There is a positive ring to the phrase “preach the word” but it also carries with it a restraint. Don’t preach what is not in the word. If one is not pointing to the scripture when he is preaching, he is beating the air. More than that, he is bringing confusion, for if one claims to be representing God but is only representing himself and his own spiritual journey, he will likely bring confusion. Which is why Paul wrote, “For we preach not ourselves, but Christ Jesus the Lord; and ourselves your servants for Jesus’ sake” (2 Cor. 4:5).
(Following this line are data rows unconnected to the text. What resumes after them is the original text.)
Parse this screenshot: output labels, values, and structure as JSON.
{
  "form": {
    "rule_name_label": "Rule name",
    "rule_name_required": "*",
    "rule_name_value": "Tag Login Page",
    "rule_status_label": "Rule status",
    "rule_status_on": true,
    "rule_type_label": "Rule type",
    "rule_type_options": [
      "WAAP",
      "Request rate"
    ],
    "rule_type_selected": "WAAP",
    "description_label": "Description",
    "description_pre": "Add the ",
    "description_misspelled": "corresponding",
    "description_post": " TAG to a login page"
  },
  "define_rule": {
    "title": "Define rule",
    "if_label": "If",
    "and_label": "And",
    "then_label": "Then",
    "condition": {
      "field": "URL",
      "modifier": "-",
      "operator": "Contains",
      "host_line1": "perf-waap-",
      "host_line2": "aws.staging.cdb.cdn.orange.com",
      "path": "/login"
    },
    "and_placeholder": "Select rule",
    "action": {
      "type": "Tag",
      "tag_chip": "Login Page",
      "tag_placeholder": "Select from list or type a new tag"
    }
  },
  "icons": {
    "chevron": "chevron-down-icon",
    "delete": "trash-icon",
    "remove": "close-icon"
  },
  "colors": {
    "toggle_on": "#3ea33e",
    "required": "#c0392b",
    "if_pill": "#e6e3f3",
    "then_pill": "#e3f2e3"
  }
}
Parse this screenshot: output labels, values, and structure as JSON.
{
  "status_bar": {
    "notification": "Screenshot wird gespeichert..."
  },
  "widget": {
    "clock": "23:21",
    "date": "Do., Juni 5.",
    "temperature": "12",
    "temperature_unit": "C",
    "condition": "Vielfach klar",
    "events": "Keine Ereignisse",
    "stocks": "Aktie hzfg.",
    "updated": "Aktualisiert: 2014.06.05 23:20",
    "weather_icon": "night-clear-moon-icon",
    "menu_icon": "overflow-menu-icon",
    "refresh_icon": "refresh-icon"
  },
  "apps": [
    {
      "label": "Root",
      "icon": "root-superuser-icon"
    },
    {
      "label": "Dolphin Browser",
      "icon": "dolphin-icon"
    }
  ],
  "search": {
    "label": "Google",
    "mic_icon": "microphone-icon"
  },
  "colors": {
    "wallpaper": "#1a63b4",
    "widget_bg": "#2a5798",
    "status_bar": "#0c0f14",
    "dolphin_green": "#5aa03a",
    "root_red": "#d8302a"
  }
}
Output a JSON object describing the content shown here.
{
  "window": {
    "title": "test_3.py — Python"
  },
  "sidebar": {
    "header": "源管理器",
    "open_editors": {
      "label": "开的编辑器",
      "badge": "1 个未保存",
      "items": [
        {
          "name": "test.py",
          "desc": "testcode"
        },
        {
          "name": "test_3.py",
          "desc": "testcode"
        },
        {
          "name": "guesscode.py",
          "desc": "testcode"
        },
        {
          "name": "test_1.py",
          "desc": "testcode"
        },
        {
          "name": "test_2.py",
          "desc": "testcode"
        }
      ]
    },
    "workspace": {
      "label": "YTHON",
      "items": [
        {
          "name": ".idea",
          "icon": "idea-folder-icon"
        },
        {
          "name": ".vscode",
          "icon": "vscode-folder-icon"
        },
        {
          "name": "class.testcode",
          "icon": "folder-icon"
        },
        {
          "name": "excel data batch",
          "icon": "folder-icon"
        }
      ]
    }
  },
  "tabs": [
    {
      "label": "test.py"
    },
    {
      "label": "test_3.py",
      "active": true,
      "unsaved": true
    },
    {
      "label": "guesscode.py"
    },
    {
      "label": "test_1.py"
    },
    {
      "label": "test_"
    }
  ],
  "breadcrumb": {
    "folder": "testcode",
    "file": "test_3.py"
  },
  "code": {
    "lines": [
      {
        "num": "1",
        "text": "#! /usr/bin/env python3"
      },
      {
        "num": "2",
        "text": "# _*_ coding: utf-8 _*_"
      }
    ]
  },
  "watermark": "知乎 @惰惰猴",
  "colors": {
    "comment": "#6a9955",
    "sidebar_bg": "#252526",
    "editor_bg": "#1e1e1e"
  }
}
Notice that Paul’s preaching the word had a definite focus: Christ Jesus the Lord. When I pastored, I would periodically look over the messages I had been preaching. Was I being too focused on one thing? Was I balancing what I preached with compassion? Was I being Christ-centered? Was I really preaching because I loved Jesus and the wonder of the gospel? Was I emphasizing the sufficiency of Christ or was I putting guilt-trips on people? Was I subconsciously making myself a hero? Was I really preaching the word or was I “preaching my heart?” After all, I was not to preach myself, but Jesus. Plus, the proverb says, “He that trusteth in his own heart is a fool” (Pr. 28:26a). Sometimes I felt better than other times as I reviewed what I had been preaching. I’ve come to the conclusion that we cannot preach Jesus too much.
We don’t need new light coming from those who are super spiritual. We don’t need a new Jesus who is less than the Christ of the Gospels. We don’t need more regulations coming from a modern Diotrephes. We don’t need new freedom to follow the gnostic libertines. We need Jesus. He is enough!